[[ INPUT FOR THIS TASK, beginning ]]

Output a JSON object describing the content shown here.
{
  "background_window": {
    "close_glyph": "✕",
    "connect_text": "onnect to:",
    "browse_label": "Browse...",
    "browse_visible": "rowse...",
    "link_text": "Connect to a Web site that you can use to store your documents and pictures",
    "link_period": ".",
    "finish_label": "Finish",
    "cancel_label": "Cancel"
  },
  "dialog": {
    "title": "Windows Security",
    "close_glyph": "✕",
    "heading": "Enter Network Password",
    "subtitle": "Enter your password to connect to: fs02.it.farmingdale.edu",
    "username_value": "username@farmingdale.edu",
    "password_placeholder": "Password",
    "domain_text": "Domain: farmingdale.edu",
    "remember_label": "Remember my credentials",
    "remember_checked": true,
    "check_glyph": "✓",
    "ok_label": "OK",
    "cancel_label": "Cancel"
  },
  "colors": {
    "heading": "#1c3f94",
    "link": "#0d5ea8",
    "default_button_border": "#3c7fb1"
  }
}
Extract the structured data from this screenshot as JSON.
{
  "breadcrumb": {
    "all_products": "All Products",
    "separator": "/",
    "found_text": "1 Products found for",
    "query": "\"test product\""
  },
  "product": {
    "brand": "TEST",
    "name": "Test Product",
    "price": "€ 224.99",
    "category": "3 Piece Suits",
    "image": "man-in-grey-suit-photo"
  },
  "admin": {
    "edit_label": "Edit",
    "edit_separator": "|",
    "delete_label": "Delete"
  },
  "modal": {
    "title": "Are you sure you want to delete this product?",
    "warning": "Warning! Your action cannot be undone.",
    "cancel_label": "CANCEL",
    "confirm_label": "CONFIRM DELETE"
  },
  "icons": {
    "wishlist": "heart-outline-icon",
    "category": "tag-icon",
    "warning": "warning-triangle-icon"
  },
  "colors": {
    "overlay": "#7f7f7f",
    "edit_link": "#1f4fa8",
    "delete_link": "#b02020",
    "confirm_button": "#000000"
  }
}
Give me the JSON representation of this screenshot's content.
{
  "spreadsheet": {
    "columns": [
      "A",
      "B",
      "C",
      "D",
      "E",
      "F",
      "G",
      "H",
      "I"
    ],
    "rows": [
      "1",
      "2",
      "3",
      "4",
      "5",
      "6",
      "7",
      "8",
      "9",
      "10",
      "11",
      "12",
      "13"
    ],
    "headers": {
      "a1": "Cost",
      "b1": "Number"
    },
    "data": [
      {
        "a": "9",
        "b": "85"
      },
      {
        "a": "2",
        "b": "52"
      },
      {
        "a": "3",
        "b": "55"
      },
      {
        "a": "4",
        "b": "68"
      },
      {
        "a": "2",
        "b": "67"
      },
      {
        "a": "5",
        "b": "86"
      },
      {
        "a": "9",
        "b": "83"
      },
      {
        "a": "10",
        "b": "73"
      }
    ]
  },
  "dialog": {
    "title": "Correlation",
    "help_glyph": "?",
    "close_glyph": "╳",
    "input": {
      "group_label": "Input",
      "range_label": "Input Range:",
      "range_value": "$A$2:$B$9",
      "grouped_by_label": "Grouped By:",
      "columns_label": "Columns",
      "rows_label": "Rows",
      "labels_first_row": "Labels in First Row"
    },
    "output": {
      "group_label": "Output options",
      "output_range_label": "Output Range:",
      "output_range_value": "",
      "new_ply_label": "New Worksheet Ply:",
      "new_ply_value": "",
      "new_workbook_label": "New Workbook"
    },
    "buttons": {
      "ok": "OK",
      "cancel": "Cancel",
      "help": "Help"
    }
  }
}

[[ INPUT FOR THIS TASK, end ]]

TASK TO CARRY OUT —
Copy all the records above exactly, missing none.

RESPONSE FOR THIS EXERCISE —
Output a JSON object describing the content shown here.
{
  "background_window": {
    "close_glyph": "✕",
    "connect_text": "onnect to:",
    "browse_label": "Browse...",
    "browse_visible": "rowse...",
    "link_text": "Connect to a Web site that you can use to store your documents and pictures",
    "link_period": ".",
    "finish_label": "Finish",
    "cancel_label": "Cancel"
  },
  "dialog": {
    "title": "Windows Security",
    "close_glyph": "✕",
    "heading": "Enter Network Password",
    "subtitle": "Enter your password to connect to: fs02.it.farmingdale.edu",
    "username_value": "username@farmingdale.edu",
    "password_placeholder": "Password",
    "domain_text": "Domain: farmingdale.edu",
    "remember_label": "Remember my credentials",
    "remember_checked": true,
    "check_glyph": "✓",
    "ok_label": "OK",
    "cancel_label": "Cancel"
  },
  "colors": {
    "heading": "#1c3f94",
    "link": "#0d5ea8",
    "default_button_border": "#3c7fb1"
  }
}
Extract the structured data from this screenshot as JSON.
{
  "breadcrumb": {
    "all_products": "All Products",
    "separator": "/",
    "found_text": "1 Products found for",
    "query": "\"test product\""
  },
  "product": {
    "brand": "TEST",
    "name": "Test Product",
    "price": "€ 224.99",
    "category": "3 Piece Suits",
    "image": "man-in-grey-suit-photo"
  },
  "admin": {
    "edit_label": "Edit",
    "edit_separator": "|",
    "delete_label": "Delete"
  },
  "modal": {
    "title": "Are you sure you want to delete this product?",
    "warning": "Warning! Your action cannot be undone.",
    "cancel_label": "CANCEL",
    "confirm_label": "CONFIRM DELETE"
  },
  "icons": {
    "wishlist": "heart-outline-icon",
    "category": "tag-icon",
    "warning": "warning-triangle-icon"
  },
  "colors": {
    "overlay": "#7f7f7f",
    "edit_link": "#1f4fa8",
    "delete_link": "#b02020",
    "confirm_button": "#000000"
  }
}
Give me the JSON representation of this screenshot's content.
{
  "spreadsheet": {
    "columns": [
      "A",
      "B",
      "C",
      "D",
      "E",
      "F",
      "G",
      "H",
      "I"
    ],
    "rows": [
      "1",
      "2",
      "3",
      "4",
      "5",
      "6",
      "7",
      "8",
      "9",
      "10",
      "11",
      "12",
      "13"
    ],
    "headers": {
      "a1": "Cost",
      "b1": "Number"
    },
    "data": [
      {
        "a": "9",
        "b": "85"
      },
      {
        "a": "2",
        "b": "52"
      },
      {
        "a": "3",
        "b": "55"
      },
      {
        "a": "4",
        "b": "68"
      },
      {
        "a": "2",
        "b": "67"
      },
      {
        "a": "5",
        "b": "86"
      },
      {
        "a": "9",
        "b": "83"
      },
      {
        "a": "10",
        "b": "73"
      }
    ]
  },
  "dialog": {
    "title": "Correlation",
    "help_glyph": "?",
    "close_glyph": "╳",
    "input": {
      "group_label": "Input",
      "range_label": "Input Range:",
      "range_value": "$A$2:$B$9",
      "grouped_by_label": "Grouped By:",
      "columns_label": "Columns",
      "rows_label": "Rows",
      "labels_first_row": "Labels in First Row"
    },
    "output": {
      "group_label": "Output options",
      "output_range_label": "Output Range:",
      "output_range_value": "",
      "new_ply_label": "New Worksheet Ply:",
      "new_ply_value": "",
      "new_workbook_label": "New Workbook"
    },
    "buttons": {
      "ok": "OK",
      "cancel": "Cancel",
      "help": "Help"
    }
  }
}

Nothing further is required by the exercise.